Since 2016, 116 such kidney and liver transplants have been performed in the U.S. as part of a research study, according to the United Network for Organ Sharing, or UNOS, which oversees the transplant system. One question is whether receiving an organ from someone with a different strain of HIV than their own poses any risks, but so far there have been no safety problems, said UNOS chief medical officer Dr. David Klassen.

Hopkins' Segev said Monday's kidney transplant was a world first. Doctors had hesitated to allow people still living with HIV to donate because of concern that their remaining kidney would be at risk of damage from the virus or older medications used to treat it.

But newer anti-HIV medications are safer and more effective, Segev said. His team recently studied the kidney health of 40,000 HIV-positive people and concluded that those with well-controlled HIV and no other kidney-harming ailments like high blood pressure should face the same risks from living donation as someone without HIV.

"There are potentially tens of thousands of people living with HIV right now who could be living kidney donors," said Segev, who has advised some other hospitals considering the approach.

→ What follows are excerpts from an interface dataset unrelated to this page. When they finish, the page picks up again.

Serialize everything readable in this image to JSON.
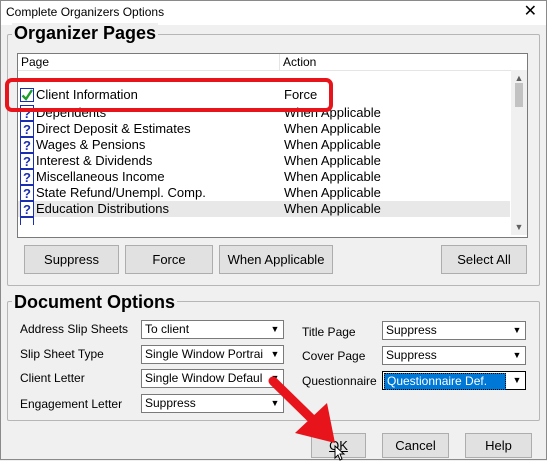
{
  "window": {
    "title": "Complete Organizers Options",
    "close_glyph": "✕"
  },
  "organizer_pages": {
    "legend": "Organizer Pages",
    "columns": {
      "page": "Page",
      "action": "Action"
    },
    "rows": [
      {
        "icon": "question-icon",
        "page": "Dependents",
        "action": "When Applicable"
      },
      {
        "icon": "question-icon",
        "page": "Direct Deposit & Estimates",
        "action": "When Applicable"
      },
      {
        "icon": "question-icon",
        "page": "Wages & Pensions",
        "action": "When Applicable"
      },
      {
        "icon": "question-icon",
        "page": "Interest & Dividends",
        "action": "When Applicable"
      },
      {
        "icon": "question-icon",
        "page": "Miscellaneous Income",
        "action": "When Applicable"
      },
      {
        "icon": "question-icon",
        "page": "State Refund/Unempl. Comp.",
        "action": "When Applicable"
      },
      {
        "icon": "question-icon",
        "page": "Education Distributions",
        "action": "When Applicable"
      }
    ],
    "highlight_row": {
      "icon": "checkmark-icon",
      "page": "Client Information",
      "action": "Force"
    },
    "buttons": {
      "suppress": "Suppress",
      "force": "Force",
      "when_applicable": "When Applicable",
      "select_all": "Select All"
    }
  },
  "document_options": {
    "legend": "Document Options",
    "address_slip_sheets": {
      "label": "Address Slip Sheets",
      "value": "To client"
    },
    "slip_sheet_type": {
      "label": "Slip Sheet Type",
      "value": "Single Window Portrai"
    },
    "client_letter": {
      "label": "Client Letter",
      "value": "Single Window Defaul"
    },
    "engagement_letter": {
      "label": "Engagement Letter",
      "value": "Suppress"
    },
    "title_page": {
      "label": "Title Page",
      "value": "Suppress"
    },
    "cover_page": {
      "label": "Cover Page",
      "value": "Suppress"
    },
    "questionnaire": {
      "label": "Questionnaire",
      "value": "Questionnaire Def."
    }
  },
  "footer": {
    "ok": "OK",
    "cancel": "Cancel",
    "help": "Help"
  },
  "colors": {
    "annotation_red": "#e8141b",
    "selection_blue": "#0078d7",
    "checkmark_green": "#1e9e2a",
    "question_blue": "#1a2fb0"
  }
}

Generally, kidneys from living donors last longer, added Dr. Niraj Desai, the Hopkins surgeon caring for the recipient. And if more people living with HIV wind up donating, it helps more than HIV-positive patients who need a kidney.

"That's one less person waiting for a limited resource," Desai said. "That helps everybody on the list."

Segev said he's already received calls from other people living with HIV who are looking to donate organs.

"I hope that across the country transplant centers will have the same experience," he said. "People were waiting for the first one to happen and to see that it's safe to do." Now that that's happened, he expects others in the U.S. and around the world to follow.

Martinez, a public health consultant, became interested in living donation even before HIV-to-HIV transplants began. Then last summer she learned that an HIV-positive friend needed a transplant, and tracked down Segev to ask if she could donate.

Her friend died before Martinez finished the required health tests but she decided to honor him by donating to someone she didn't know.

"It's bittersweet that I couldn't give my kidney to the person I wanted to. But I know my late friend would be glad to know that I continued" with the process.

A runner who plans on making this fall's Marine Corps Marathon, she said she knew she was the one the surgeons at Johns Hopkins had been waiting for. "I knew I was probably just as healthy as someone not living with HIV who was being evaluated as a kidney donor," she said. "I've never been surer of anything."